**Provided records:**
▽

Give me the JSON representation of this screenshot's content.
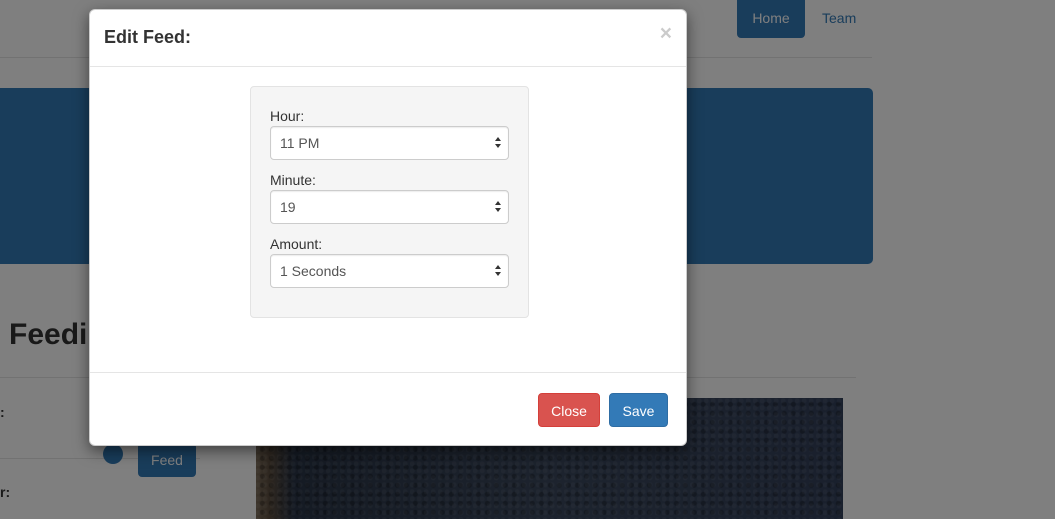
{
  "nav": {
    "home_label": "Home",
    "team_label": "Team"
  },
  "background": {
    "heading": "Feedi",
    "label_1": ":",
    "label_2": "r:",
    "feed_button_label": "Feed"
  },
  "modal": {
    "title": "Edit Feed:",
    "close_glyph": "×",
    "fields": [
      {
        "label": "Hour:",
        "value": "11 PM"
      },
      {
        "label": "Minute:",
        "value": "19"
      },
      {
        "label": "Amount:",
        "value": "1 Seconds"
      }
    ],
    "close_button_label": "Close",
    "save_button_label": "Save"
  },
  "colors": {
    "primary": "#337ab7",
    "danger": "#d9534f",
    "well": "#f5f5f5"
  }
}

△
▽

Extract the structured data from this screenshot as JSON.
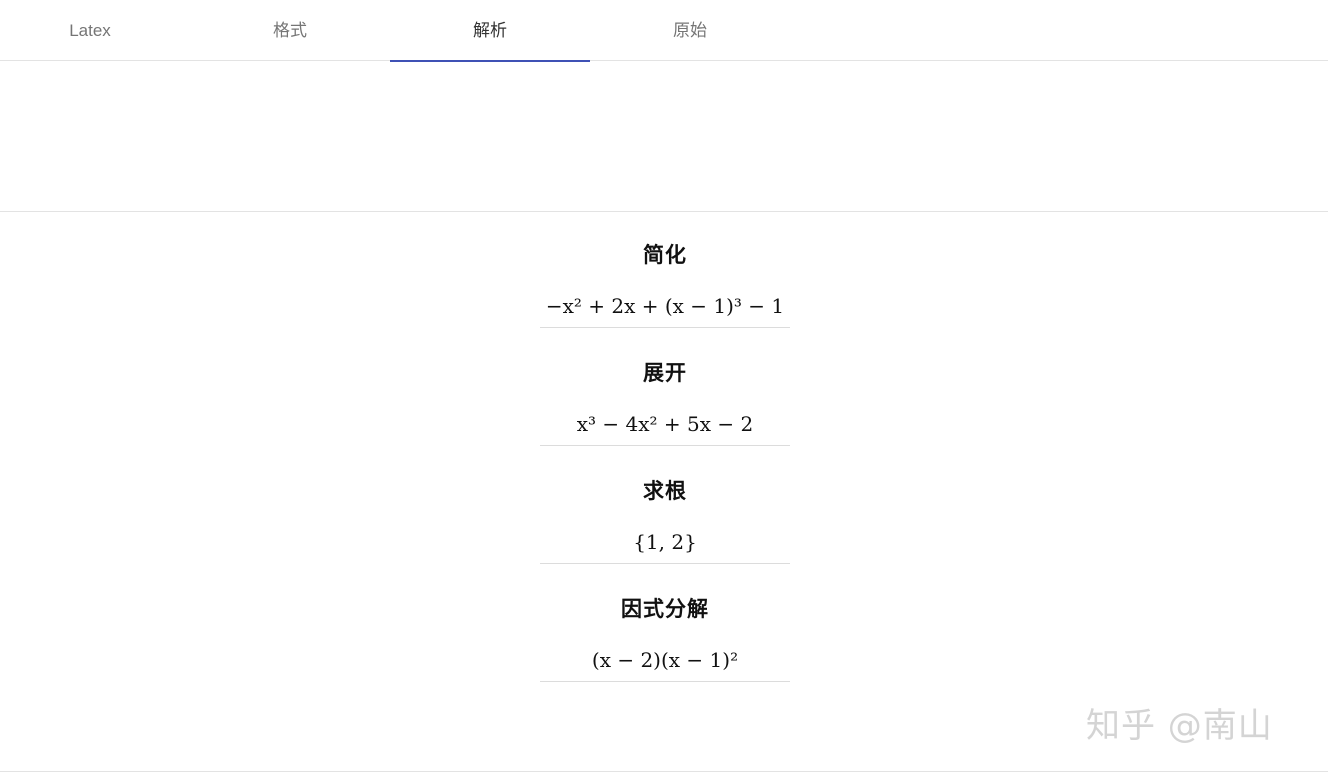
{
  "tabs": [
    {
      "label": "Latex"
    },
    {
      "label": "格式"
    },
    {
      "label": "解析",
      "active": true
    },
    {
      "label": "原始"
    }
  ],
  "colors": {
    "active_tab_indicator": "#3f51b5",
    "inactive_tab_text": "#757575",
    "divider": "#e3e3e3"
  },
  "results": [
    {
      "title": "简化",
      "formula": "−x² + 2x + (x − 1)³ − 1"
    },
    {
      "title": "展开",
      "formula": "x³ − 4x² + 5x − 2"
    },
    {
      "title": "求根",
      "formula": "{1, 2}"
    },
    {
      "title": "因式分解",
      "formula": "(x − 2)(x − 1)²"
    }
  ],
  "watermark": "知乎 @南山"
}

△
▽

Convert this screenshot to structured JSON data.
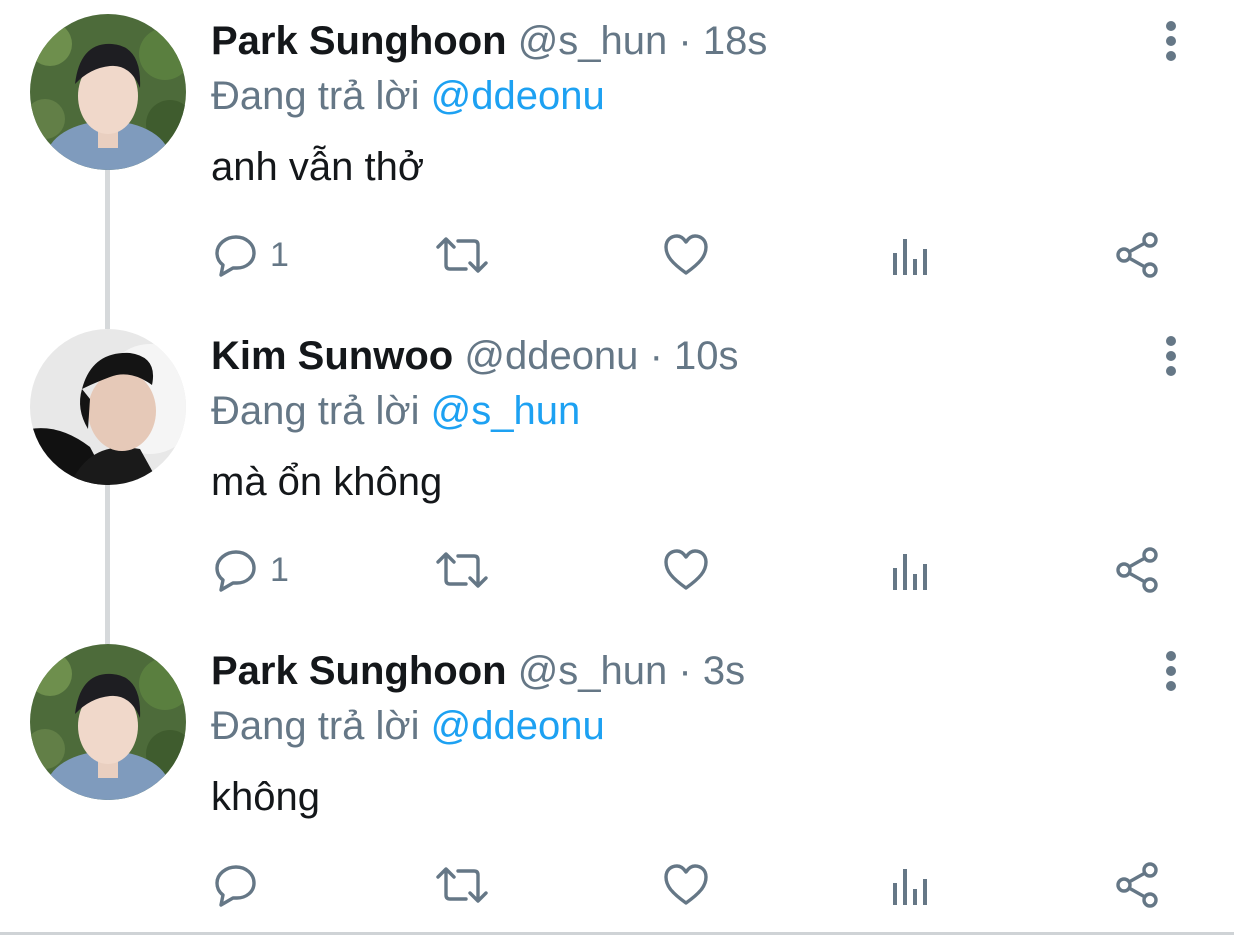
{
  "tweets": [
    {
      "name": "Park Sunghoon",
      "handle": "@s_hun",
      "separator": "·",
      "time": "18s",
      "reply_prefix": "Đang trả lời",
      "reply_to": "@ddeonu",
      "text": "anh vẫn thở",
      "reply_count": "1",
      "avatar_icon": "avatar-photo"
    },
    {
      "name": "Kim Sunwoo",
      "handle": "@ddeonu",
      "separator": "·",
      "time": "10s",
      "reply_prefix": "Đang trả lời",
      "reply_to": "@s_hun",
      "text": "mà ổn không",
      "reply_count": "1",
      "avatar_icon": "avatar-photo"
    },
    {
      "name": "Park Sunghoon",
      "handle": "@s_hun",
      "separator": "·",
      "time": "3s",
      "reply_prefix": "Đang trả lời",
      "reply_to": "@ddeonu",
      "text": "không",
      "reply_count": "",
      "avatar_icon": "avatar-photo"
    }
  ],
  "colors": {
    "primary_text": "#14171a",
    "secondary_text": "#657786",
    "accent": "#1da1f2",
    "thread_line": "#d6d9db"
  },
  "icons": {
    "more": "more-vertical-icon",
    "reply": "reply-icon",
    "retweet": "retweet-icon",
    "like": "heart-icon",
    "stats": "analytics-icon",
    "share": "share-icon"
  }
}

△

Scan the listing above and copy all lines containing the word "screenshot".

Give me the JSON representation of this screenshot's content.
Extract the structured data from this screenshot as JSON.
Convert this screenshot to structured JSON data.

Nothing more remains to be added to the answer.